THE BOTTOM LINE: For children under 7, a lot of potentially disturbing images appear in "Ice Age: Continental Drift." The sight of mountains, valleys and icebergs breaking apart and endangering the animal characters could unsettle them, as could the huge storm and capsizing waves, especially in 3-D. Sea sirens morph into people the protagonists love, then, as they approach, turn into monsters. The violence and threats by Captain Gutt and his gang seem intense for a PG, as are the fights and chases. The pirates use sharp weapons made from shells. The script includes mild curses, such as "holy crab!" and the coarser "screw-up." Mild sexual innuendo is implied between the teen mammoths and Diego and Shira. Sid eats a bad berry and is briefly paralyzed.
-- 0 -- -- 0 -- -- 0 --
-- FINE FOR KIDS 7 AND OLDER:

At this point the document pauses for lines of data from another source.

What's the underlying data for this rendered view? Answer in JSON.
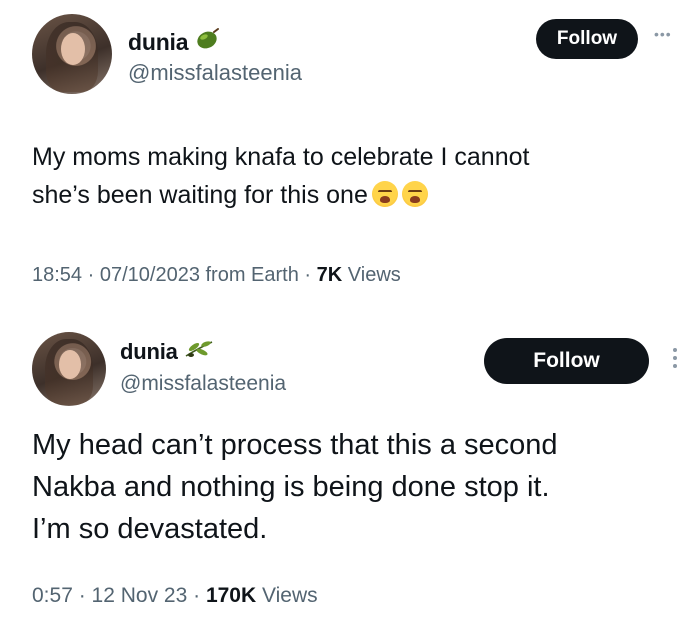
{
  "tweets": [
    {
      "author": {
        "name": "dunia",
        "handle": "@missfalasteenia",
        "badge_icon": "olive-icon"
      },
      "follow_label": "Follow",
      "more_icon": "more-horizontal-icon",
      "text": "My moms making knafa to celebrate I cannot\nshe’s been waiting for this one",
      "emojis": [
        "loudly-crying-face-icon",
        "loudly-crying-face-icon"
      ],
      "meta": {
        "time": "18:54",
        "sep1": " · ",
        "date": "07/10/2023 from Earth",
        "sep2": " · ",
        "views_count": "7K",
        "views_label": " Views"
      }
    },
    {
      "author": {
        "name": "dunia",
        "handle": "@missfalasteenia",
        "badge_icon": "olive-branch-icon"
      },
      "follow_label": "Follow",
      "more_icon": "more-vertical-icon",
      "text": "My head can’t process that this a second\nNakba and nothing is being done stop it.\nI’m so devastated.",
      "meta": {
        "time": "0:57",
        "sep1": " · ",
        "date": "12 Nov 23",
        "sep2": " · ",
        "views_count": "170K",
        "views_label": " Views"
      }
    }
  ],
  "colors": {
    "text": "#0f1419",
    "secondary": "#536471",
    "button_bg": "#0f1419",
    "button_text": "#ffffff",
    "background": "#ffffff"
  }
}
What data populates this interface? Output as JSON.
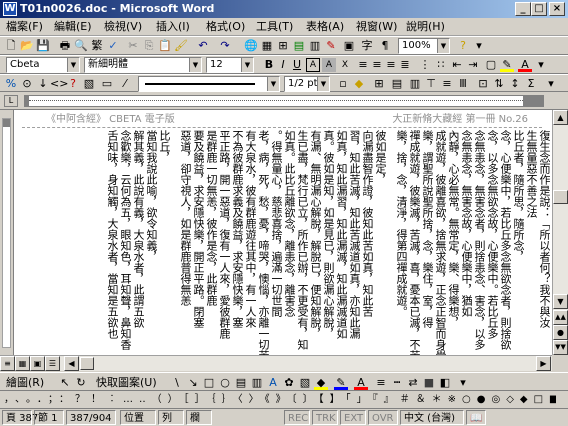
{
  "window": {
    "title": "T01n0026.doc - Microsoft Word",
    "app_icon": "word-icon"
  },
  "menu": [
    "檔案(F)",
    "編輯(E)",
    "檢視(V)",
    "插入(I)",
    "格式(O)",
    "工具(T)",
    "表格(A)",
    "視窗(W)",
    "說明(H)"
  ],
  "toolbar": {
    "zoom": "100%"
  },
  "format": {
    "style": "Cbeta",
    "font": "新細明體",
    "size": "12"
  },
  "draw_line": {
    "page": "1/2 pt"
  },
  "doc": {
    "header_left": "《中阿含經》 CBETA 電子版",
    "header_right": "大正新脩大藏經 第一冊 No.26",
    "columns": [
      "復生念而作是說：「所以者何？我不與汝",
      "生無量惡不善之法",
      "比丘者，隨所思，隨所念，",
      "念，心便樂中，若比丘多念無欲念者，則捨欲",
      "念，以多念無欲念故，心便樂中。若比丘多",
      "念無恚念，無害念者，則捨恚念、害念，以多",
      "念無恚念，無害念故，心便樂中，猶如",
      "內靜，心必無常。無常定，樂、得樂想，",
      "成就遊，彼離喜欲，捨無求遊，正念正智而身覺",
      "樂，謂聖所說聖所捨，念，樂住，室，得",
      "禪成就遊，彼樂滅，苦滅，喜，憂本已滅，不苦",
      "樂，捨，念，清淨，得第四禪成就遊。",
      "彼如是定，",
      "向漏盡智作證，彼知此苦如真，知此苦",
      "習，知此苦滅，知此苦滅道如真，亦知此漏",
      "如真，知此漏習，知此漏滅，知此漏滅道如",
      "真。彼如是知，如是見已，則欲漏心解脫，",
      "有漏、無明漏心解脫，解脫已，便知解脫，",
      "生已盡，梵行已立，所作已辦，不更受有，知",
      "如真。此比丘離欲念，離恚念，離害念",
      "。得無量心，慈悲喜捨，遍滿一切世間",
      "老，病，死，愁，憂，啼哭，懊惱，亦離一切苦，",
      "有大泉水，彼有群鹿遊往其中，有一人來",
      "不為彼群鹿求義及饒益，求安隱快樂，塞",
      "平正路，開一惡道，復有一人來，愛彼群鹿",
      "是群鹿一切無恙，彼作是念，此群鹿",
      "要及饒益，求安隱快樂，開正平路。閉塞",
      "惡道，卻守視人，如是群鹿普得無恙",
      "比丘，",
      "當知我說此喻，欲令知義，",
      "解其義，此說有義，大泉水者，此謂五欲",
      "念歡樂，云何為五，眼知色，耳知聲，鼻知香",
      "舌知味，身知觸，大泉水者，當知是五欲也"
    ]
  },
  "status": {
    "page": "頁 387",
    "section": "節 1",
    "position": "387/904",
    "at": "位置",
    "line": "列",
    "col": "欄",
    "rec": "REC",
    "trk": "TRK",
    "ext": "EXT",
    "ovr": "OVR",
    "lang": "中文 (台灣)"
  },
  "drawbar": {
    "draw": "繪圖(R)",
    "autoshapes": "快取圖案(U)"
  }
}
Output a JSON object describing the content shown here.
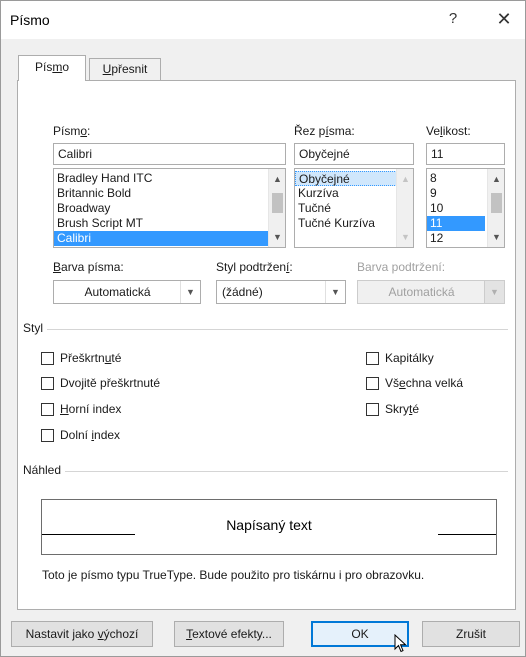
{
  "window": {
    "title": "Písmo",
    "help_glyph": "?",
    "close_glyph": "✕"
  },
  "tabs": [
    {
      "label_pre": "Pís",
      "label_u": "m",
      "label_post": "o",
      "active": true
    },
    {
      "label_pre": "",
      "label_u": "U",
      "label_post": "přesnit",
      "active": false
    }
  ],
  "font": {
    "label_pre": "Písm",
    "label_u": "o",
    "label_post": ":",
    "value": "Calibri",
    "list": [
      "Bradley Hand ITC",
      "Britannic Bold",
      "Broadway",
      "Brush Script MT",
      "Calibri"
    ],
    "selected_index": 4
  },
  "style": {
    "label_pre": "Řez p",
    "label_u": "í",
    "label_post": "sma:",
    "value": "Obyčejné",
    "list": [
      "Obyčejné",
      "Kurzíva",
      "Tučné",
      "Tučné Kurzíva"
    ],
    "selected_index": 0
  },
  "size": {
    "label_pre": "Ve",
    "label_u": "l",
    "label_post": "ikost:",
    "value": "11",
    "list": [
      "8",
      "9",
      "10",
      "11",
      "12"
    ],
    "selected_index": 3
  },
  "font_color": {
    "label_pre": "",
    "label_u": "B",
    "label_post": "arva písma:",
    "value": "Automatická"
  },
  "underline_style": {
    "label_pre": "Styl podtržen",
    "label_u": "í",
    "label_post": ":",
    "value": "(žádné)"
  },
  "underline_color": {
    "label": "Barva podtržení:",
    "value": "Automatická",
    "disabled": true
  },
  "effects": {
    "group_label": "Styl",
    "left": [
      {
        "pre": "Přeškrtn",
        "u": "u",
        "post": "té",
        "checked": false
      },
      {
        "pre": "Dvojitě přeškrtnuté",
        "u": "",
        "post": "",
        "checked": false
      },
      {
        "pre": "",
        "u": "H",
        "post": "orní index",
        "checked": false
      },
      {
        "pre": "Dolní ",
        "u": "i",
        "post": "ndex",
        "checked": false
      }
    ],
    "right": [
      {
        "pre": "Kapitálky",
        "u": "",
        "post": "",
        "checked": false
      },
      {
        "pre": "Vš",
        "u": "e",
        "post": "chna velká",
        "checked": false
      },
      {
        "pre": "Skry",
        "u": "t",
        "post": "é",
        "checked": false
      }
    ]
  },
  "preview": {
    "group_label": "Náhled",
    "sample": "Napísaný text",
    "description": "Toto je písmo typu TrueType. Bude použito pro tiskárnu i pro obrazovku."
  },
  "buttons": {
    "set_default": {
      "pre": "Nastavit jako ",
      "u": "v",
      "post": "ýchozí"
    },
    "text_effects": {
      "pre": "",
      "u": "T",
      "post": "extové efekty..."
    },
    "ok": "OK",
    "cancel": "Zrušit"
  },
  "colors": {
    "selection": "#3399ff",
    "default_button_border": "#0078d7"
  }
}
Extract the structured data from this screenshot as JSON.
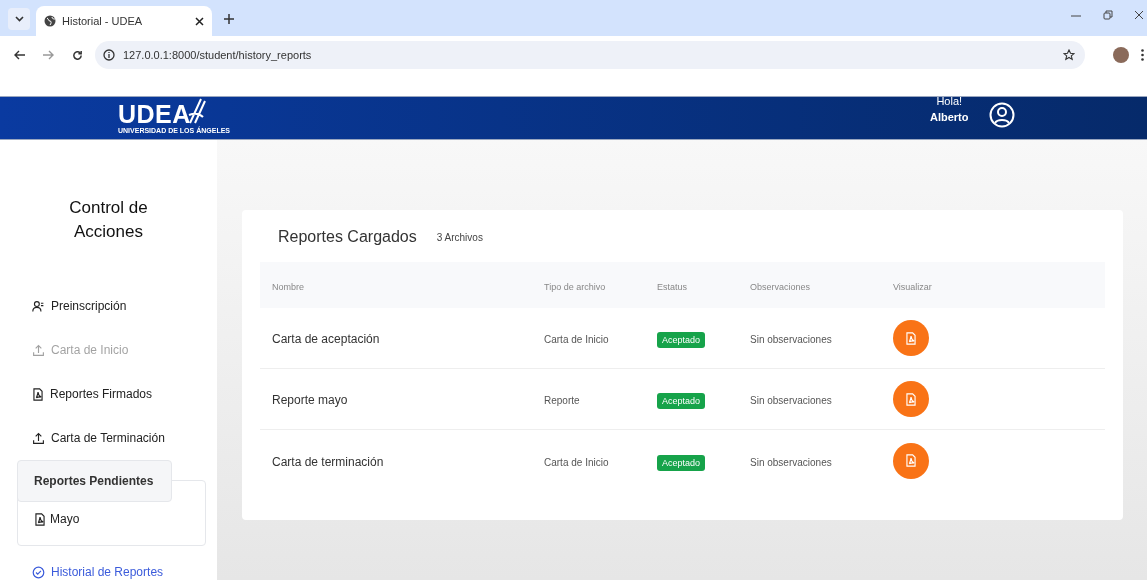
{
  "browser": {
    "tab": {
      "title": "Historial - UDEA",
      "selected": true
    },
    "url": "127.0.0.1:8000/student/history_reports"
  },
  "header": {
    "logo_text": "UDEA",
    "logo_subtitle": "UNIVERSIDAD DE LOS ÁNGELES",
    "greeting": "Hola!",
    "user_name": "Alberto"
  },
  "sidebar": {
    "title": "Control de Acciones",
    "items": [
      {
        "kind": "profile",
        "label": "Preinscripción",
        "disabled": false,
        "selected": false
      },
      {
        "kind": "upload",
        "label": "Carta de Inicio",
        "disabled": true,
        "selected": false
      },
      {
        "kind": "document",
        "label": "Reportes Firmados",
        "disabled": false,
        "selected": false
      },
      {
        "kind": "upload",
        "label": "Carta de Terminación",
        "disabled": false,
        "selected": false
      },
      {
        "kind": "group",
        "label": "Reportes Pendientes",
        "children": [
          {
            "kind": "document",
            "label": "Mayo"
          }
        ]
      },
      {
        "kind": "history",
        "label": "Historial de Reportes",
        "disabled": false,
        "selected": true
      }
    ]
  },
  "main": {
    "title": "Reportes Cargados",
    "count": "3 Archivos",
    "table": {
      "columns": [
        "Nombre",
        "Tipo de archivo",
        "Estatus",
        "Observaciones",
        "Visualizar"
      ],
      "rows": [
        {
          "name": "Carta de aceptación",
          "type": "Carta de Inicio",
          "status": "Aceptado",
          "observations": "Sin observaciones"
        },
        {
          "name": "Reporte mayo",
          "type": "Reporte",
          "status": "Aceptado",
          "observations": "Sin observaciones"
        },
        {
          "name": "Carta de terminación",
          "type": "Carta de Inicio",
          "status": "Aceptado",
          "observations": "Sin observaciones"
        }
      ]
    }
  }
}
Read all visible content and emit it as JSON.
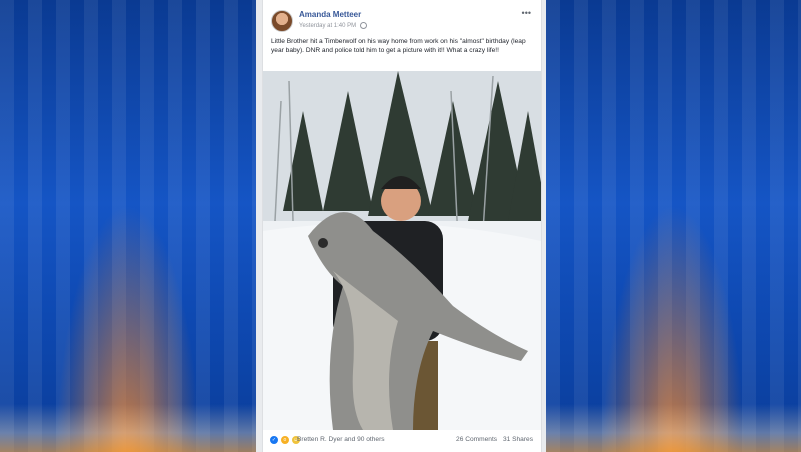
{
  "post": {
    "author": "Amanda Metteer",
    "timestamp": "Yesterday at 1:40 PM",
    "message": "Little Brother hit a Timberwolf on his way home from work on his \"almost\" birthday (leap year baby). DNR and police told him to get a picture with it!! What a crazy life!!",
    "reactions_text": "Bretten R. Dyer and 90 others",
    "comments": "26 Comments",
    "shares": "31 Shares"
  },
  "icons": {
    "more": "more-icon",
    "privacy": "globe-icon",
    "reactions": [
      "like-icon",
      "wow-icon",
      "haha-icon"
    ]
  },
  "colors": {
    "author_link": "#385898",
    "background_blue": "#0b3f9c",
    "like_blue": "#1877f2"
  }
}
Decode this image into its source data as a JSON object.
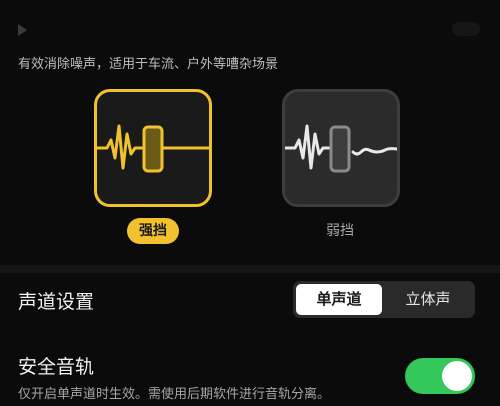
{
  "description": "有效消除噪声，适用于车流、户外等嘈杂场景",
  "modes": [
    {
      "label": "强挡",
      "selected": true,
      "accent_color": "#f2c12e"
    },
    {
      "label": "弱挡",
      "selected": false
    }
  ],
  "channel": {
    "title": "声道设置",
    "options": [
      "单声道",
      "立体声"
    ],
    "selected": "单声道"
  },
  "safe_track": {
    "title": "安全音轨",
    "note": "仅开启单声道时生效。需使用后期软件进行音轨分离。",
    "enabled": true,
    "toggle_color": "#34c759"
  },
  "icons": [
    "play-icon",
    "strong-waveform-icon",
    "weak-waveform-icon"
  ]
}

"MADAGASCAR 3: EUROPE'S MOST WANTED" PG -- Rarely does a second sequel improve on the brand, but that's the case with this ingenious new chapter in the animated series that includes "Madagascar" (PG, 2005) and "Madagascar: Escape 2 Africa" (PG, 2008). Kids 7 and older can't help but laugh and delight in the latest capers of the now familiar lion Alex (voice of Ben Stiller), the zebra Marty (Chris Rock), the giraffe Melman (David Schwimmer) and the hippo Gloria (Jada Pinkett Smith) -- all in crayon colors and classy 3-D. The four friends, who escaped from New York's Central Park Zoo, remain stranded in Africa. When their penguin cohorts cross the Mediterranean to Monte Carlo, they follow them there, but the penguins' plane crashes when they try to take off for New York. Stuck in France, the mammals attract a bloodhound-like animal control officer (Frances McDormand) who collects animal heads. They escape onto a circus train and meet the grim tiger Vitaly (Bryan Cranston), the wary jaguar Gia (Jessica Chastain) and the trusting sea lion Stefano (Martin Short). They help their new friends jazz up the faded circus in hilarious Cirque du Soleil-style. Choosing freedom and adventure over safety and confinement seems to be the life lesson offered.
THE BOTTOM LINE: When characters are fired out of a circus cannon, or engaged in a frenetic car chase, the stakes may seem a little more death-defying to kids under 7, especially in 3-D. The script uses semi-crude toilet humor, including a gross-but-funny moment when a circus elephant accidentally sits on a kid and gets him partially stuck in its behind -- no injuries. The word "Bolshevik" is used in place of a barnyard epithet that starts with "bull ... " In a flashback, the tiger does a stunt that sets his fur ablaze and destroys his confidence.
(c) 2012, Washington Post Writers Group.